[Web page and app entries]
BEGIN

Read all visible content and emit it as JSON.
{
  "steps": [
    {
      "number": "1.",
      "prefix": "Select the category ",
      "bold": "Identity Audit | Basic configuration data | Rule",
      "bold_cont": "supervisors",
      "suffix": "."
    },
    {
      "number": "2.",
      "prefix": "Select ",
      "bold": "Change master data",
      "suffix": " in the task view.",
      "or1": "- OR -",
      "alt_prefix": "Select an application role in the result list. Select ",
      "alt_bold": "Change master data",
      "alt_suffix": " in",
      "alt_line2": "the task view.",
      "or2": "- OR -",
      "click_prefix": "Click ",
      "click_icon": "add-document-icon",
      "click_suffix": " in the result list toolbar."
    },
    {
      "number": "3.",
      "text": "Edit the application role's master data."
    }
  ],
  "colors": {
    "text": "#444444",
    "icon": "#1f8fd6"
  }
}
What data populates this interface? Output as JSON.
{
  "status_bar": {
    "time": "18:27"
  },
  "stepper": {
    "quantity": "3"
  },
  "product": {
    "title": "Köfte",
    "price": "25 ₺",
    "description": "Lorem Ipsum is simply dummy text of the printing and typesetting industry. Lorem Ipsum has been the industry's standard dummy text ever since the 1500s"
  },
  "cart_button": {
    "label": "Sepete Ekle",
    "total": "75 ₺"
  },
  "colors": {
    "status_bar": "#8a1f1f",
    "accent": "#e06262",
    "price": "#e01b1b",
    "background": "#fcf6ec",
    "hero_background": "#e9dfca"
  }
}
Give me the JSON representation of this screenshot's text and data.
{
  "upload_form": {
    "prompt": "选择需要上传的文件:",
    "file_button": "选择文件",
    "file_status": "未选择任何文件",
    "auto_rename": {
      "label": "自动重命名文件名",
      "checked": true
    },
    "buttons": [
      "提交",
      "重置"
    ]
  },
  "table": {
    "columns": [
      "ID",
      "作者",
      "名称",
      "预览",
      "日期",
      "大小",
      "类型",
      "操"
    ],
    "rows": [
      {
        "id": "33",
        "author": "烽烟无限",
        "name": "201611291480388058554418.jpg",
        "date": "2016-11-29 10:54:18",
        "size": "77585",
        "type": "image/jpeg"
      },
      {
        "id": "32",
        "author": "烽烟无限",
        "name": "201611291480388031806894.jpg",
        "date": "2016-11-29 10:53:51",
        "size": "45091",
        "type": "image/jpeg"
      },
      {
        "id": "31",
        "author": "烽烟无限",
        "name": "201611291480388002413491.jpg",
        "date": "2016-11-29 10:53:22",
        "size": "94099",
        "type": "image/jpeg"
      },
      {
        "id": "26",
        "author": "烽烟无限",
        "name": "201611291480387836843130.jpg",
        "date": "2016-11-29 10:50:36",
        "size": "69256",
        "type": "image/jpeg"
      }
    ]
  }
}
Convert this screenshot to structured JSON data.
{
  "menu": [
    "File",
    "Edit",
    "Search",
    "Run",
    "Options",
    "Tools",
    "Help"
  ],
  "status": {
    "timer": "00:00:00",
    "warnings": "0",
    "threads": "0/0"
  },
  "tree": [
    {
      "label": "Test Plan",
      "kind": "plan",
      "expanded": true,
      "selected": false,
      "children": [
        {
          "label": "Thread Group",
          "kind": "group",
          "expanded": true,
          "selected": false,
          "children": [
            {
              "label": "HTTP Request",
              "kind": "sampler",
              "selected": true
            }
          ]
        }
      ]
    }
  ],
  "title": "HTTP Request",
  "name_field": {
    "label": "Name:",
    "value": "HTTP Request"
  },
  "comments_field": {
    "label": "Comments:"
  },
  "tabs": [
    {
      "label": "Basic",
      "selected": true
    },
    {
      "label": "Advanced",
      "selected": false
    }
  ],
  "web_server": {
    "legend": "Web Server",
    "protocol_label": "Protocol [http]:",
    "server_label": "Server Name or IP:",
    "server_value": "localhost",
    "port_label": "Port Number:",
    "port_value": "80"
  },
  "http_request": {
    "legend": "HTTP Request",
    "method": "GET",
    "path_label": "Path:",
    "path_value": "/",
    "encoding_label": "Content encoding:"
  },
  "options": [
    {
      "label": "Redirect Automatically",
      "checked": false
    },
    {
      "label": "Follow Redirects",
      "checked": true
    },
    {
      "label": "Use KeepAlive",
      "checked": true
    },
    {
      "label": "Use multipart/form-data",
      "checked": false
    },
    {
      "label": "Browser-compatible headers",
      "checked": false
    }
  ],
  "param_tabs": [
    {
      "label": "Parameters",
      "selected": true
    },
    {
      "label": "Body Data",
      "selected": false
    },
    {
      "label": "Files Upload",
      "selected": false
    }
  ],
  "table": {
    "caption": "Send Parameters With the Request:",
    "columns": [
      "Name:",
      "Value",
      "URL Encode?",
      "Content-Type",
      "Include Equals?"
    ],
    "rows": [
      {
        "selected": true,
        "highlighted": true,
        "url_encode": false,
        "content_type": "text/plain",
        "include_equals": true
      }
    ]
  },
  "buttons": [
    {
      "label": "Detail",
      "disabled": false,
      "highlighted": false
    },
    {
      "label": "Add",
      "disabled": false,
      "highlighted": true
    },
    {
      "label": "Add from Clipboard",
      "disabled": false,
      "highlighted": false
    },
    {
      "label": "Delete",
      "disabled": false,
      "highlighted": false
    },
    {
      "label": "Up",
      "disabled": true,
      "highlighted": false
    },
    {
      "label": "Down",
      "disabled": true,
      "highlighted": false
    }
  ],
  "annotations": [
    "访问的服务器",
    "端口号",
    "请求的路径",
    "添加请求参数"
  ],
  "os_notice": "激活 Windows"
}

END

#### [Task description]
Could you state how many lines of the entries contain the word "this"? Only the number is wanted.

#### [Answer to the problem]
3